_Extracted material_
______________________________
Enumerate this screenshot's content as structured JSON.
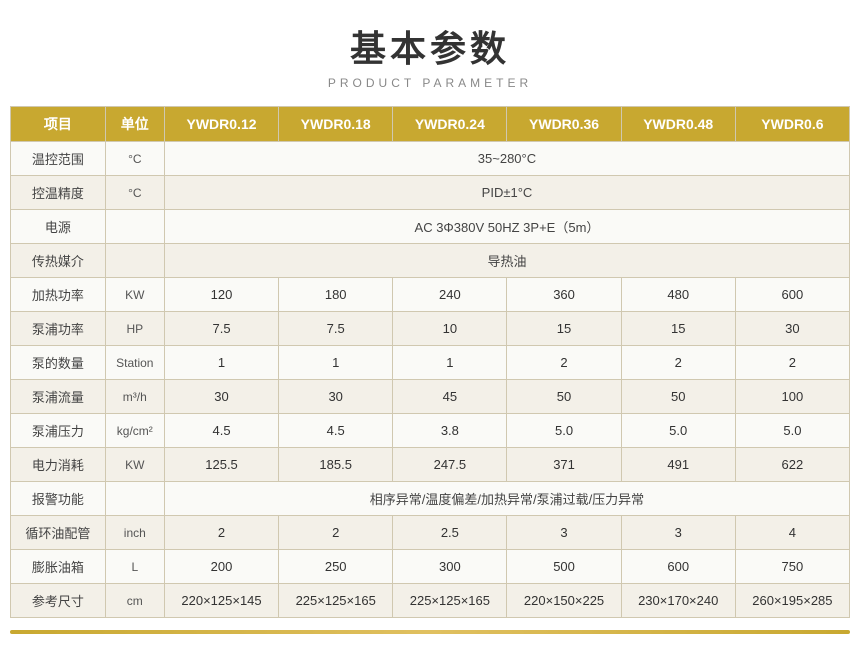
{
  "title": {
    "cn": "基本参数",
    "en": "PRODUCT PARAMETER"
  },
  "table": {
    "headers": [
      "项目",
      "单位",
      "YWDR0.12",
      "YWDR0.18",
      "YWDR0.24",
      "YWDR0.36",
      "YWDR0.48",
      "YWDR0.6"
    ],
    "rows": [
      {
        "label": "温控范围",
        "unit": "°C",
        "span": true,
        "spanValue": "35~280°C",
        "values": []
      },
      {
        "label": "控温精度",
        "unit": "°C",
        "span": true,
        "spanValue": "PID±1°C",
        "values": []
      },
      {
        "label": "电源",
        "unit": "",
        "span": true,
        "spanValue": "AC 3Φ380V 50HZ 3P+E（5m）",
        "values": []
      },
      {
        "label": "传热媒介",
        "unit": "",
        "span": true,
        "spanValue": "导热油",
        "values": []
      },
      {
        "label": "加热功率",
        "unit": "KW",
        "span": false,
        "spanValue": "",
        "values": [
          "120",
          "180",
          "240",
          "360",
          "480",
          "600"
        ]
      },
      {
        "label": "泵浦功率",
        "unit": "HP",
        "span": false,
        "spanValue": "",
        "values": [
          "7.5",
          "7.5",
          "10",
          "15",
          "15",
          "30"
        ]
      },
      {
        "label": "泵的数量",
        "unit": "Station",
        "span": false,
        "spanValue": "",
        "values": [
          "1",
          "1",
          "1",
          "2",
          "2",
          "2"
        ]
      },
      {
        "label": "泵浦流量",
        "unit": "m³/h",
        "span": false,
        "spanValue": "",
        "values": [
          "30",
          "30",
          "45",
          "50",
          "50",
          "100"
        ]
      },
      {
        "label": "泵浦压力",
        "unit": "kg/cm²",
        "span": false,
        "spanValue": "",
        "values": [
          "4.5",
          "4.5",
          "3.8",
          "5.0",
          "5.0",
          "5.0"
        ]
      },
      {
        "label": "电力消耗",
        "unit": "KW",
        "span": false,
        "spanValue": "",
        "values": [
          "125.5",
          "185.5",
          "247.5",
          "371",
          "491",
          "622"
        ]
      },
      {
        "label": "报警功能",
        "unit": "",
        "span": true,
        "spanValue": "相序异常/温度偏差/加热异常/泵浦过载/压力异常",
        "values": []
      },
      {
        "label": "循环油配管",
        "unit": "inch",
        "span": false,
        "spanValue": "",
        "values": [
          "2",
          "2",
          "2.5",
          "3",
          "3",
          "4"
        ]
      },
      {
        "label": "膨胀油箱",
        "unit": "L",
        "span": false,
        "spanValue": "",
        "values": [
          "200",
          "250",
          "300",
          "500",
          "600",
          "750"
        ]
      },
      {
        "label": "参考尺寸",
        "unit": "cm",
        "span": false,
        "spanValue": "",
        "values": [
          "220×125×145",
          "225×125×165",
          "225×125×165",
          "220×150×225",
          "230×170×240",
          "260×195×285"
        ]
      }
    ]
  }
}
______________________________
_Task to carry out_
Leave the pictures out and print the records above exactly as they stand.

_Exercise result_
Enumerate this screenshot's content as structured JSON.
{
  "title": {
    "cn": "基本参数",
    "en": "PRODUCT PARAMETER"
  },
  "table": {
    "headers": [
      "项目",
      "单位",
      "YWDR0.12",
      "YWDR0.18",
      "YWDR0.24",
      "YWDR0.36",
      "YWDR0.48",
      "YWDR0.6"
    ],
    "rows": [
      {
        "label": "温控范围",
        "unit": "°C",
        "span": true,
        "spanValue": "35~280°C",
        "values": []
      },
      {
        "label": "控温精度",
        "unit": "°C",
        "span": true,
        "spanValue": "PID±1°C",
        "values": []
      },
      {
        "label": "电源",
        "unit": "",
        "span": true,
        "spanValue": "AC 3Φ380V 50HZ 3P+E（5m）",
        "values": []
      },
      {
        "label": "传热媒介",
        "unit": "",
        "span": true,
        "spanValue": "导热油",
        "values": []
      },
      {
        "label": "加热功率",
        "unit": "KW",
        "span": false,
        "spanValue": "",
        "values": [
          "120",
          "180",
          "240",
          "360",
          "480",
          "600"
        ]
      },
      {
        "label": "泵浦功率",
        "unit": "HP",
        "span": false,
        "spanValue": "",
        "values": [
          "7.5",
          "7.5",
          "10",
          "15",
          "15",
          "30"
        ]
      },
      {
        "label": "泵的数量",
        "unit": "Station",
        "span": false,
        "spanValue": "",
        "values": [
          "1",
          "1",
          "1",
          "2",
          "2",
          "2"
        ]
      },
      {
        "label": "泵浦流量",
        "unit": "m³/h",
        "span": false,
        "spanValue": "",
        "values": [
          "30",
          "30",
          "45",
          "50",
          "50",
          "100"
        ]
      },
      {
        "label": "泵浦压力",
        "unit": "kg/cm²",
        "span": false,
        "spanValue": "",
        "values": [
          "4.5",
          "4.5",
          "3.8",
          "5.0",
          "5.0",
          "5.0"
        ]
      },
      {
        "label": "电力消耗",
        "unit": "KW",
        "span": false,
        "spanValue": "",
        "values": [
          "125.5",
          "185.5",
          "247.5",
          "371",
          "491",
          "622"
        ]
      },
      {
        "label": "报警功能",
        "unit": "",
        "span": true,
        "spanValue": "相序异常/温度偏差/加热异常/泵浦过载/压力异常",
        "values": []
      },
      {
        "label": "循环油配管",
        "unit": "inch",
        "span": false,
        "spanValue": "",
        "values": [
          "2",
          "2",
          "2.5",
          "3",
          "3",
          "4"
        ]
      },
      {
        "label": "膨胀油箱",
        "unit": "L",
        "span": false,
        "spanValue": "",
        "values": [
          "200",
          "250",
          "300",
          "500",
          "600",
          "750"
        ]
      },
      {
        "label": "参考尺寸",
        "unit": "cm",
        "span": false,
        "spanValue": "",
        "values": [
          "220×125×145",
          "225×125×165",
          "225×125×165",
          "220×150×225",
          "230×170×240",
          "260×195×285"
        ]
      }
    ]
  }
}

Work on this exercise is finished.